**Activity:** Copy out every line of the data that has the word "negative" somewhere in it.

**Source material:**
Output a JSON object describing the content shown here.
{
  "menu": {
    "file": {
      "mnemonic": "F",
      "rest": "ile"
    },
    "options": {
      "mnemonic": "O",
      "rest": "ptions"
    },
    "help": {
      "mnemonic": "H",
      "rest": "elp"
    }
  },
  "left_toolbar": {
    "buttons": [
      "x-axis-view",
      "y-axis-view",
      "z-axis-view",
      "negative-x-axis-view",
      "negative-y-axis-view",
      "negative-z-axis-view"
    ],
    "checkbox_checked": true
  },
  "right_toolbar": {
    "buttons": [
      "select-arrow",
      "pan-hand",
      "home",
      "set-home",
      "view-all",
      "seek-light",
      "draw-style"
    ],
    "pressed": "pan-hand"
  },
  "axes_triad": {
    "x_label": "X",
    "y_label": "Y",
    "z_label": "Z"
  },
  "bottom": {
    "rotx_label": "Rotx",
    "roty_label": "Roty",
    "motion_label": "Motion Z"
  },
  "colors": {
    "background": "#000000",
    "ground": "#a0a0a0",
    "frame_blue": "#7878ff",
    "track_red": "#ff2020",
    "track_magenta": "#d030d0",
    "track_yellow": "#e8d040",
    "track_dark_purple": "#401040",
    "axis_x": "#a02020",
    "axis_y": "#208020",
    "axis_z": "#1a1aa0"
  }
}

**Exercise solution:**
      "negative-x-axis-view",
      "negative-y-axis-view",
      "negative-z-axis-view"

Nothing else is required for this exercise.